12 August 2015

The purpose of this post on plotting time on the x-axis of a plot produced using Python’s nvd3 library is because when I Googled for it (really, does anyone purposefully use Yahoo! or Bing to search for anything?) I got no results. It wasn’t obvious to me, and no matter how many times I Googled it, it wasn’t there. Why is there even an Internet if it can’t help me figure out how to do exactly what I want to do at the exact moment I want to do it?

The problem

  • nvd3 is really handy
  • many plots are time-series plots
  • the Python nvd3 docs don’t mention milliseconds, which is how it wants time represented:


Getting your times in the right format

This is very simple, really. The most important thing is to realize that the time that nvd3 wants is the number of milliseconds since the epoch. Or add three zeros to the number of seconds since the epoch. So 1439417760 is 12 August 2015 at 18:16 GMT.

In Python, if your times are datetime.datetime types (when printed they look like 2013-05-05 08:51:51), you can convert them to seconds since the Unix epoch in many different ways. One way to convert them is:

import time
import datetime
seconds_since_epoch = time.mktime(myDatetimeTimeVariable.timetuple())

Then simply multiply seconds_since_epoch by 1000 to get milliseconds.

Plotting Time on the X-Axis of an nvd3 plot

You’ll need to populate some lists with your data, but once you have them, the bits of Python you need to make a nice D3 plot are:

from nvd3 import lineChart

chart = lineChart(name="myChart", x_is_date=True,
                  date_format="%d %b %Y")

chart.add_serie(y=myYdata, x=myXdata, name='My Awesome Data')
  1. The first chart = line contains two options that are important for plotting date/time values: x_is_date=True and the string format for the date set in date_format.
  2. The third line is actually add_serie, not add_series — it’s French.
  3. The last line builds the HTML for the chart, placing the entire HTML page in the chart.htmlcontent variable. For more on this, see the python-nvd3 Chart Classes Reference.

Now you can print the HTML and open it in a browser, return in via Flask or Bottle or whatever, etc.

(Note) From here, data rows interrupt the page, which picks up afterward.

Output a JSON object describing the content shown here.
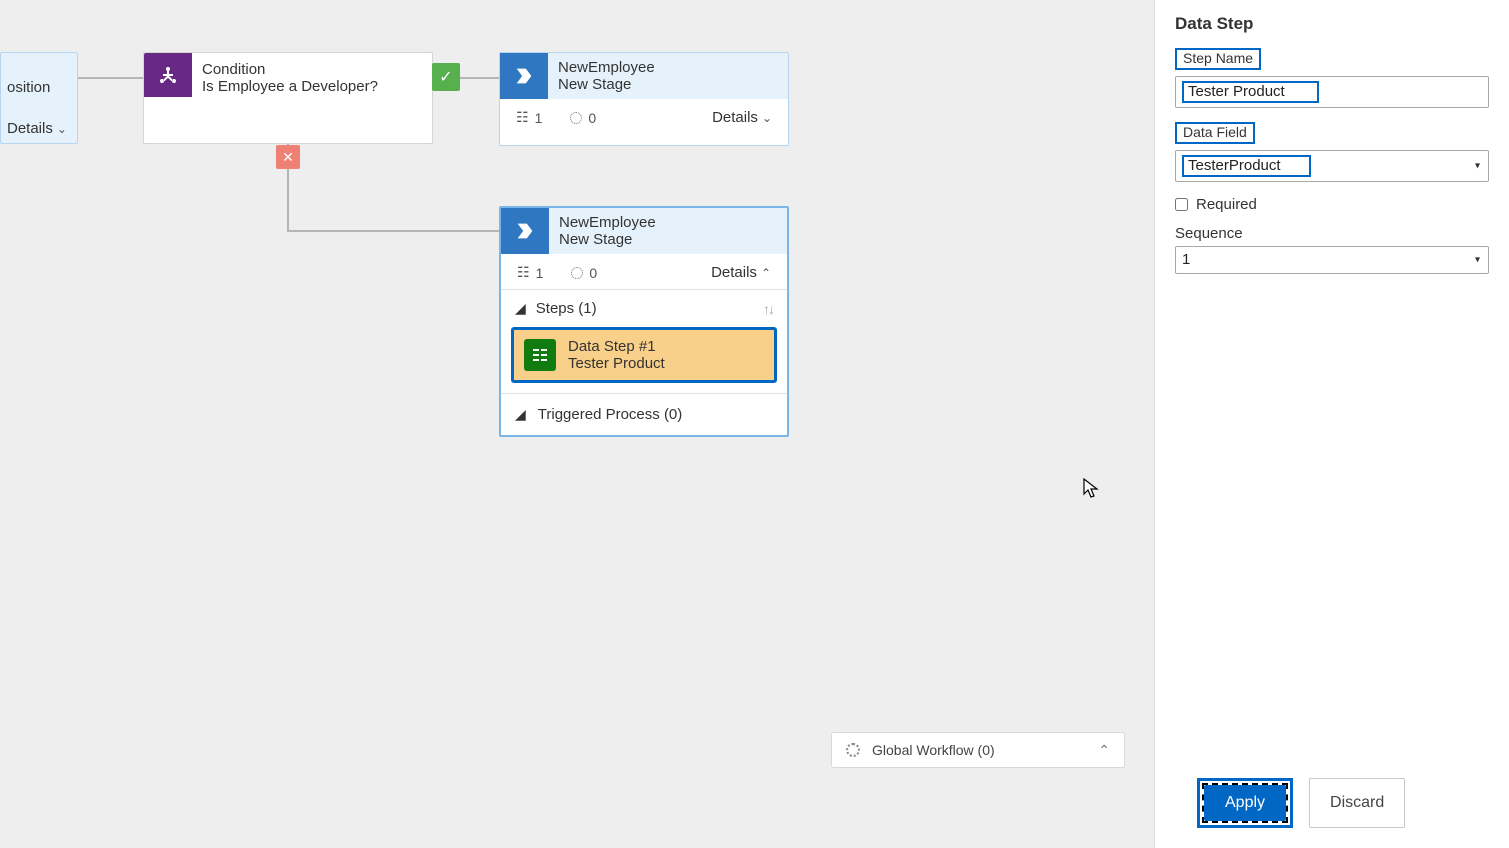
{
  "canvas": {
    "position_node": {
      "label": "osition",
      "details": "Details"
    },
    "condition": {
      "title": "Condition",
      "question": "Is Employee a Developer?"
    },
    "stage1": {
      "entity": "NewEmployee",
      "name": "New Stage",
      "count1": "1",
      "count2": "0",
      "details": "Details"
    },
    "stage2": {
      "entity": "NewEmployee",
      "name": "New Stage",
      "count1": "1",
      "count2": "0",
      "details": "Details",
      "steps_header": "Steps (1)",
      "data_step_title": "Data Step #1",
      "data_step_sub": "Tester Product",
      "triggered": "Triggered Process (0)"
    }
  },
  "global_workflow": "Global Workflow (0)",
  "panel": {
    "title": "Data Step",
    "step_name_label": "Step Name",
    "step_name_value": "Tester Product",
    "data_field_label": "Data Field",
    "data_field_value": "TesterProduct",
    "required_label": "Required",
    "sequence_label": "Sequence",
    "sequence_value": "1",
    "apply": "Apply",
    "discard": "Discard"
  }
}
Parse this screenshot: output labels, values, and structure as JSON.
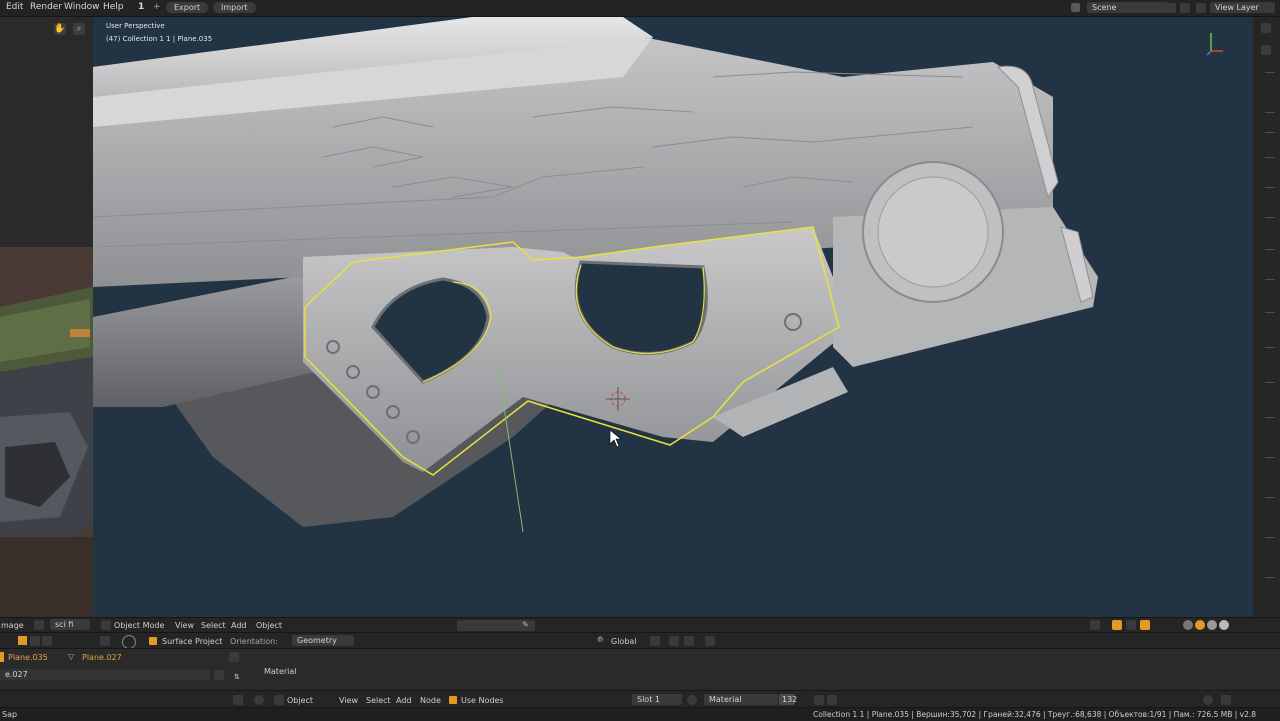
{
  "menu": {
    "items": [
      "Edit",
      "Render",
      "Window",
      "Help"
    ],
    "tab_number": "1",
    "export_label": "Export",
    "import_label": "Import",
    "scene_label": "Scene",
    "view_layer_label": "View Layer"
  },
  "viewport": {
    "perspective": "User Perspective",
    "collection_info": "(47) Collection 1 1 | Plane.035"
  },
  "header": {
    "left_labels": [
      "mage",
      "sci fi gun."
    ],
    "mode": "Object Mode",
    "menus": [
      "View",
      "Select",
      "Add",
      "Object"
    ],
    "surface_project": "Surface Project",
    "orientation_label": "Orientation:",
    "orientation_value": "Geometry",
    "transform_label": "Global"
  },
  "outliner": {
    "items": [
      "Plane.035",
      "Plane.027"
    ],
    "row": "e.027"
  },
  "material_header": "Material",
  "node_bar": {
    "object_label": "Object",
    "menus": [
      "View",
      "Select",
      "Add",
      "Node"
    ],
    "use_nodes": "Use Nodes",
    "slot": "Slot 1",
    "material": "Material",
    "users": "132"
  },
  "status": {
    "left": "Sap",
    "text": "Collection 1 1 | Plane.035 | Вершин:35,702 | Граней:32,476 | Треуг.:68,638 | Объектов:1/91 | Пам.: 726.5 MB | v2.8"
  },
  "colors": {
    "viewport_bg": "#223344",
    "selection_outline": "#e8e23a",
    "accent_orange": "#e39a24"
  }
}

An Example

from nvd3 import lineChart
import time
import datetime

# Set up our data

xdata = ['2015-08-01 09:00', '2015-08-02 10:00', '2015-08-03 11:00',
         '2015-08-04 12:00', '2015-08-05 13:00', '2015-08-06 14:00']
ydata = [10, 20, 30, 40, 25, 10]

# Convert xdata to datetime.datetime format
xdata = [datetime.datetime.strptime(s, "%Y-%m-%d %H:%M") for s in xdata]

# Convert datetime.datetime xdata to milliseconds since the epoch
xdata = [time.mktime(s.timetuple()) * 1000 for s in xdata]

# create the lineChart with x_is_date and a date format string
chart = lineChart(name="myChart", x_is_date=True,
                  date_format="%d %b %Y")
# set the width of the chart
# add the data to the chart
chart.add_serie(y=ydata, x=xdata, name='My Awesome Data')
# build the HTML for the chart; you might prefer buildcontent() for an embeddable chart

# print the data
print chart.htmlcontent